Things aren’t going so hot for Sam, either. En route to Vegas, she gets intercepted by Leroy (Gandolfini), a notorious hit man and kidnapper, who informs her that the Powers That Be suspect Jerry has nabbed the gun and is making off like a bandit with it. And, since they know that Jerry and Sam were in a relationship…well, as Leroy says, “he who controls the girl, controls the gun.” That is, of course, until Sam informs Leroy that she kicked Jerry to the curb before he left. At which point Leroy’s role quickly switches from Kidnapper to Marriage Counselor.
This is not a cut and paste sort of a plot. Trust me. It reminded me a lot of movies like Snatch, Get Shorty, and U-Turn. A plot device at every corner, an unexpected event every five minutes that completely changes everything, at least until 5 minutes later when it gets usurped by another out of the blue event. The movie surprises you time after time after time, and the surprises don’t stop until the credits roll. The surprises aren’t cheap either, you don’t feel cheated. Forgive me but I’m a sucker for great plot devices.
And the thing I think I like the most about the movie is that it has amazing depth but maintains its light hearted tone the whole time. The movie is a comedy, to be sure, and a pretty funny one at that. But everything is explored; the characters aren’t two-dimensional throw-aways. Leroy the hit man, a role that in most movies would be cookie cutter, has some of the film’s most surprisingly emotional moments. That sums up a lot about the film. Part thriller, part crime story, part comedy, and part romance. That’s a pretty tough hybrid to pull off. This film does it.
It isn’t perfect. There are a few things that could have been done better I think. The romance between Roberts and Pitt isn’t as believable as it could have been, and that’s pretty important to the plot. And one of the important characters in the film, Nalin, works with pretty two-dimensional motives. But on the whole, I thought this was a helluva fine film. I appreciate it when I say to myself in a film “Wow, how the FUCK are they going to get out of this one?” then five minutes later, “Ahhh, hahahahaha.

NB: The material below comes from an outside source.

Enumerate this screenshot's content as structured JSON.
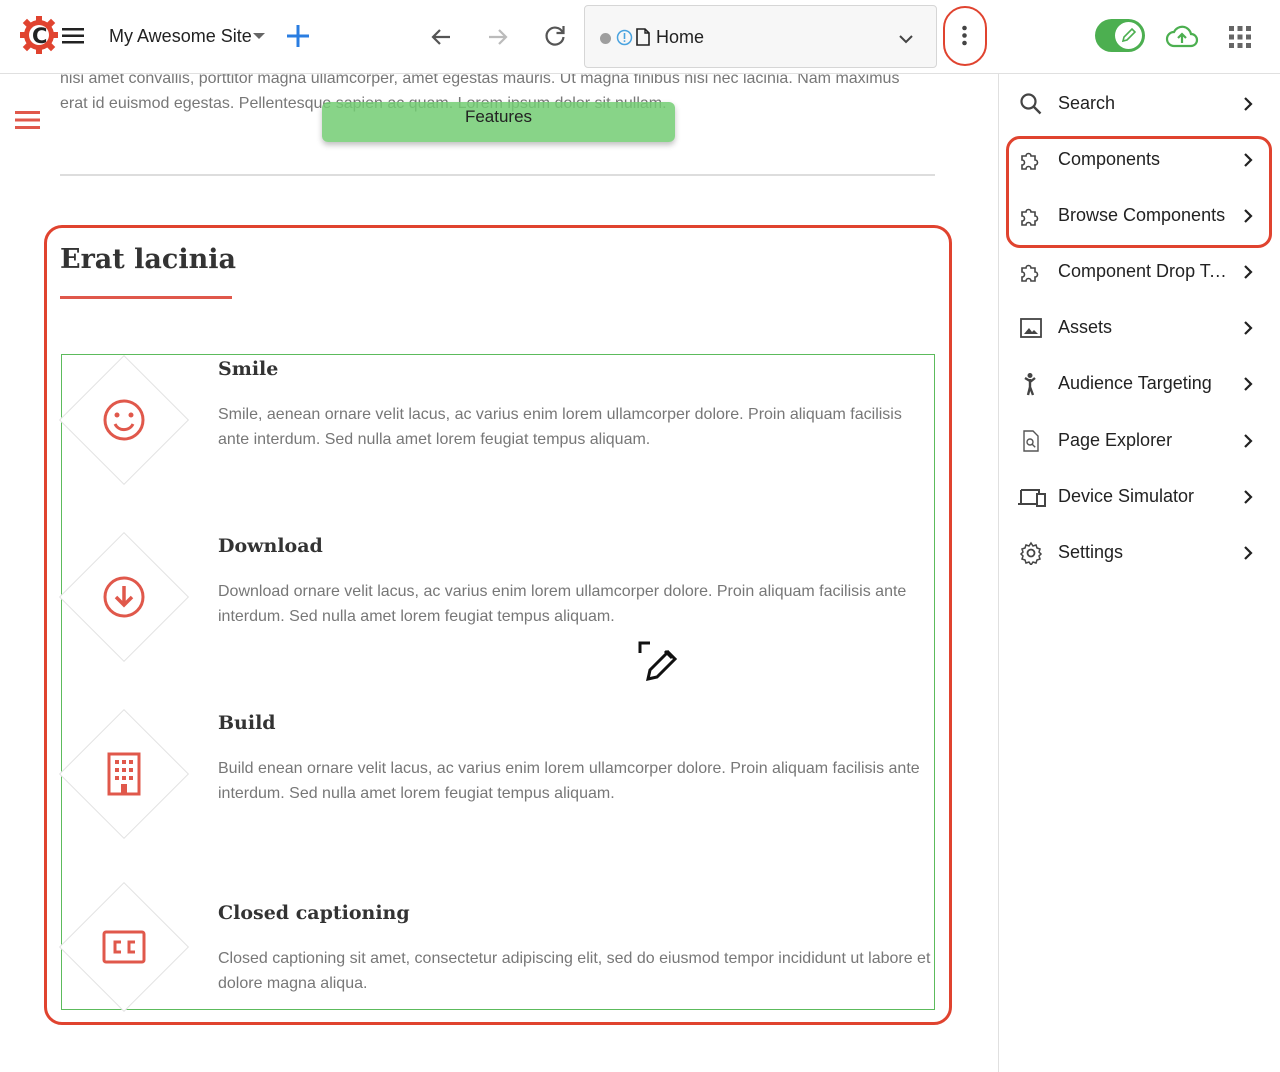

Sweet.” Five minutes after that, “NOW how the fuck are they going to get out of THIS one!?”
On the whole, I give it four beers out of five.